Ramsey County History Magazine: Volume 17-1 1981

Ramsey County History magazine offers a wide variety of articles on the people, places and history of Ramsey County.

Volume 17

Volume 17, Number 1: 1981

The City Hall-County Courthouse and Its First Fifty Years
Author: Dane Smith
Ramsey County’s first courthouse went up in the 1850s near Rice Park. It was made of brick with a tower and a clock. It served until 1889 when it was replaced by a grand building designed by St. Paul architect Edward Bassford. Made of limestone, its clock tower rose to 260 feet. Thirty-five years later the building was judged to be obsolete and the Council said the governmental function of the new building should be paramount. Instead of having a design competition, architects were hired to prepare the plans for the new building. The Great Depression lowered the building’s cost, permitting the use of decorative materials “of unparalleled opulence,” including rare woods from all over the world. The Council also wanted a contemporary building, so they chose the reigning Art Deco style. The new City Hall-County Courthouse opened in 1932.
PDF of Smith article

 The Trademarks of Classy Classic Art Deco: A two-page photo essay of Art Deco interior finishing in the City Hall-County Courthouse.
God of Peace: Miles’ ‘Finest Creation in Stone’
Author: Dane Smith
The original interior design of the main hall of the Ramsey County Courthouse left a space for a major imaginative elongated piece of sculpture.
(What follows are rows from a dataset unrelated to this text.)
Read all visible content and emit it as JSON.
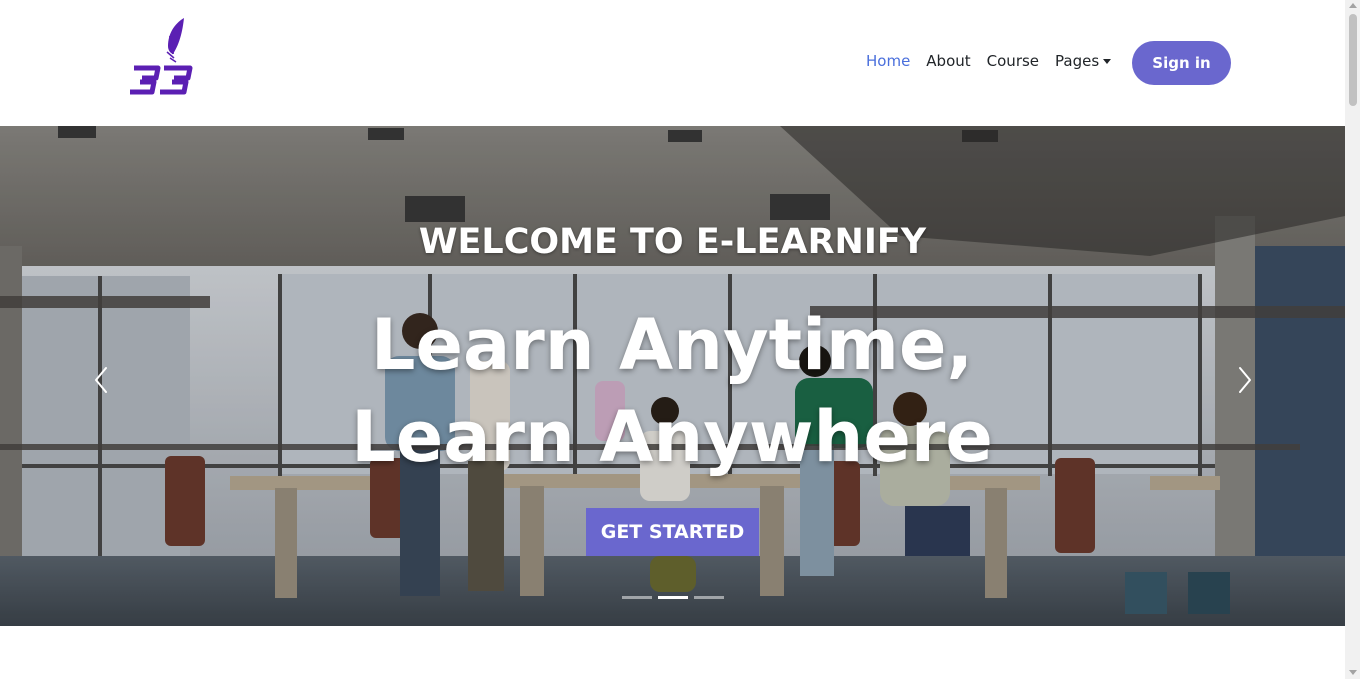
{
  "nav": {
    "items": [
      {
        "label": "Home"
      },
      {
        "label": "About"
      },
      {
        "label": "Course"
      },
      {
        "label": "Pages"
      }
    ],
    "signin_label": "Sign in"
  },
  "hero": {
    "welcome": "WELCOME TO E-LEARNIFY",
    "headline": "Learn Anytime, Learn Anywhere",
    "cta_label": "GET STARTED",
    "slide_count": 3,
    "active_slide": 2
  },
  "colors": {
    "accent": "#6a67ce",
    "active_link": "#4a6fdc",
    "logo": "#5b1fb3"
  },
  "icons": {
    "logo": "quill-logo-icon",
    "prev": "chevron-left-icon",
    "next": "chevron-right-icon",
    "dropdown": "caret-down-icon"
  }
}
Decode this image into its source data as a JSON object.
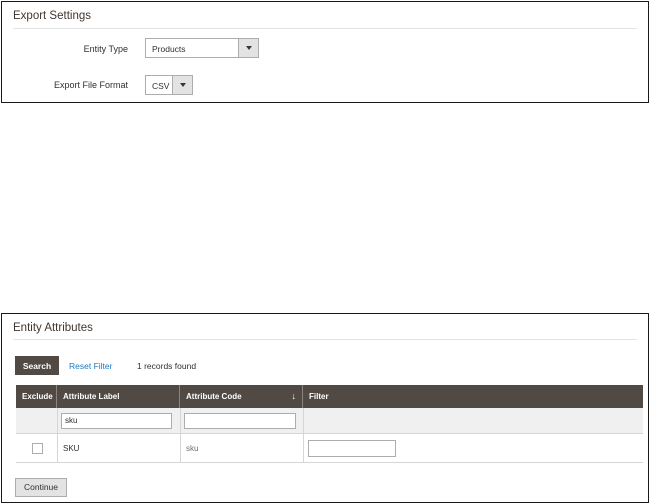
{
  "export_settings": {
    "title": "Export Settings",
    "entity_type": {
      "label": "Entity Type",
      "value": "Products"
    },
    "file_format": {
      "label": "Export File Format",
      "value": "CSV"
    }
  },
  "entity_attributes": {
    "title": "Entity Attributes",
    "search_label": "Search",
    "reset_filter_label": "Reset Filter",
    "records_found": "1 records found",
    "columns": [
      "Exclude",
      "Attribute Label",
      "Attribute Code",
      "Filter"
    ],
    "sort_indicator": "↓",
    "filters": {
      "attribute_label": "sku",
      "attribute_code": ""
    },
    "rows": [
      {
        "exclude": false,
        "attribute_label": "SKU",
        "attribute_code": "sku",
        "filter_value": ""
      }
    ],
    "continue_label": "Continue"
  }
}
The Building Commission suggested a war memorial and interestingly, a sculptor who was a pacifist Swede was hired. He insisted that the work would celebrate peace and not war. Milles’s first three designs—an apostle St. Paul; a Father of Waters; and a naked young soldier returning from war—were rejected. He then submitted a
design based on a Ponca Indian ceremony he had seen and the commission approved this design in 1933. The statue was unveiled, amid great ceremony, in 1936. It was called “God of Peace” but was recently renamed “Vision of Peace” after Native groups said they had no God of Peace. The onyx stone came from Mexico, and the actual cutting was done by a St. Paul stone carver and his crew.
PDF of Art Deco photo essay

PDF of God of Peace article

PDF of Board of Directors